Look at each line below and tally those holding "Chef"; answer with that figure and nothing else.

+++ Records for processing +++

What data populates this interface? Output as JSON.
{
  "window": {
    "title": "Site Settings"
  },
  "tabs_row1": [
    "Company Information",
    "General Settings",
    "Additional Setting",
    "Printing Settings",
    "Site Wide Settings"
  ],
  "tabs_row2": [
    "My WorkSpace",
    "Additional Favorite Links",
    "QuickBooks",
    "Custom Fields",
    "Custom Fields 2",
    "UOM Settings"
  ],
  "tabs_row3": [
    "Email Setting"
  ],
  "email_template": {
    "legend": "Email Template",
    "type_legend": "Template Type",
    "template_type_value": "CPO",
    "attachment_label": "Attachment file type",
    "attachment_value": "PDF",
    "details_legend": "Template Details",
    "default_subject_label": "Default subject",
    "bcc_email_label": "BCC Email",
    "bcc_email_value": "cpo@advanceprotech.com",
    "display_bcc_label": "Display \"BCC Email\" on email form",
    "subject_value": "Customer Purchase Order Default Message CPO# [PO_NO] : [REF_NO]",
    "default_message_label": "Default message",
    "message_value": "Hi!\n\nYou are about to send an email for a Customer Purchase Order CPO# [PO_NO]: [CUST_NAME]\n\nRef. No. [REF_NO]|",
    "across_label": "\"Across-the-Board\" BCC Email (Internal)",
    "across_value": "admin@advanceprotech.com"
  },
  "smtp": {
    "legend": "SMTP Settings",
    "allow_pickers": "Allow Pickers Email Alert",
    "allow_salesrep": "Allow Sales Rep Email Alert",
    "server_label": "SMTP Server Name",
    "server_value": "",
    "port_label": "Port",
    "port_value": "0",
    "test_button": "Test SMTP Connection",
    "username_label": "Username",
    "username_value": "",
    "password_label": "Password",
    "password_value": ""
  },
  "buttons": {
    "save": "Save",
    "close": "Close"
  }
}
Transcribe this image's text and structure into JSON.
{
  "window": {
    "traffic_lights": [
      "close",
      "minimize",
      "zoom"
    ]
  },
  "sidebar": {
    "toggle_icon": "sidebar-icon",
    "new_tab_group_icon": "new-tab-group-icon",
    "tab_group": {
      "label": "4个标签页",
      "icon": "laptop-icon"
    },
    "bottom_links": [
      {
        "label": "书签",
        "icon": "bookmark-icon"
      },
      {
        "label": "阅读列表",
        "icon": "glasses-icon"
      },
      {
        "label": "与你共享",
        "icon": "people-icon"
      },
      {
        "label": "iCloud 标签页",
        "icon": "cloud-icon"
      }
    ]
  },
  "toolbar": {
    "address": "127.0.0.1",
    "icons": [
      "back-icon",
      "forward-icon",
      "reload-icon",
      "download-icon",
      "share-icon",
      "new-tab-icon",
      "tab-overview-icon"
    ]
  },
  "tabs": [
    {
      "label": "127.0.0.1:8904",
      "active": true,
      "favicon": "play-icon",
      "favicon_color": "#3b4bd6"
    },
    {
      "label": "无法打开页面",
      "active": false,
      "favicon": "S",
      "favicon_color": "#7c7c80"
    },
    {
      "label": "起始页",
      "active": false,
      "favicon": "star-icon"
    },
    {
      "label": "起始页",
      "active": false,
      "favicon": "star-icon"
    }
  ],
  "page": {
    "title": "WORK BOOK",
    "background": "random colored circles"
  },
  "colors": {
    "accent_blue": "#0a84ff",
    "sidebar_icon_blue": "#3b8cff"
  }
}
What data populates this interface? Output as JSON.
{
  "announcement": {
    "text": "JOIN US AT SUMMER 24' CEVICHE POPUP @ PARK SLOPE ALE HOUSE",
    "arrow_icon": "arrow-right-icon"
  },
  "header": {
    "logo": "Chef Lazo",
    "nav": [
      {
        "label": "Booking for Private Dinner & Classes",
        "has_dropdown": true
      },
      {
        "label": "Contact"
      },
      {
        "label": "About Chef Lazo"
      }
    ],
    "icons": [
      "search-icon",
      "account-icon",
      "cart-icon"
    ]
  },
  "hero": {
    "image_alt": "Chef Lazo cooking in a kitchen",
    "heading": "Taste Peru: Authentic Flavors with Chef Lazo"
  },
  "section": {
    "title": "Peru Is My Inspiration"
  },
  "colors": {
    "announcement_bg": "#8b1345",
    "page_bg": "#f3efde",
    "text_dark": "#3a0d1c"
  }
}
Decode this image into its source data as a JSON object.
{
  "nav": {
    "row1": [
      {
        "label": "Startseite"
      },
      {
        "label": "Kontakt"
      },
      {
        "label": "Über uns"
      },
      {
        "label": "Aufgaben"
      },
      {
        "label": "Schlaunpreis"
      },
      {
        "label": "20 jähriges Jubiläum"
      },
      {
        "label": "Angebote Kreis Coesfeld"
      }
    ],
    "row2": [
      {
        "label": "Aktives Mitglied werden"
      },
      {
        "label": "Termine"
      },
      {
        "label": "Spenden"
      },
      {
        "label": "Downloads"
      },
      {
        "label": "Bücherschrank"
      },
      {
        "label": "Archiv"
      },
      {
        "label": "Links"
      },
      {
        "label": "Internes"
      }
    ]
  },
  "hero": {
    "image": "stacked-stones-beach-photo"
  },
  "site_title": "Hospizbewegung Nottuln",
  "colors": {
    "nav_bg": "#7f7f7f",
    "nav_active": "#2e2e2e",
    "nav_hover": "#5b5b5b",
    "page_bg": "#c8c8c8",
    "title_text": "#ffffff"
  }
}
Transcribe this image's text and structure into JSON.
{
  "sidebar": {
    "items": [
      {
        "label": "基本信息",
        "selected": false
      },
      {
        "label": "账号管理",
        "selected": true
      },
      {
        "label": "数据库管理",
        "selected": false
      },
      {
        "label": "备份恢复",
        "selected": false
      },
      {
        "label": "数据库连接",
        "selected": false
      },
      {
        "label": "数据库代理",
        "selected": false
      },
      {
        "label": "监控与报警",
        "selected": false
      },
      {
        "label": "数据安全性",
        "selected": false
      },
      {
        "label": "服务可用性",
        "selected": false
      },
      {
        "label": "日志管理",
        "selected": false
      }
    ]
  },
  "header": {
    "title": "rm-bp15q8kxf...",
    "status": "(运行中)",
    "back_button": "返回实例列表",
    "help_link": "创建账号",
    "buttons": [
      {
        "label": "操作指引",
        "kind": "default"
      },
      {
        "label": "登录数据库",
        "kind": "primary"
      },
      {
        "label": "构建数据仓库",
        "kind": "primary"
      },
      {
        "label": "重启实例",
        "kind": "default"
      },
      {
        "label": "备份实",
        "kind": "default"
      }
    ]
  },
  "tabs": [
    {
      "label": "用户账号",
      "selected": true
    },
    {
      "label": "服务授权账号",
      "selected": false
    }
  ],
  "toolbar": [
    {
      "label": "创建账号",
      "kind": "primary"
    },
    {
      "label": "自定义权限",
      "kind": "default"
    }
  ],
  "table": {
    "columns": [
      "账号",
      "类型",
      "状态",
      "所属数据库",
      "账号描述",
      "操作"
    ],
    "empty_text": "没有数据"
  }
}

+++

• **Written reply**: 4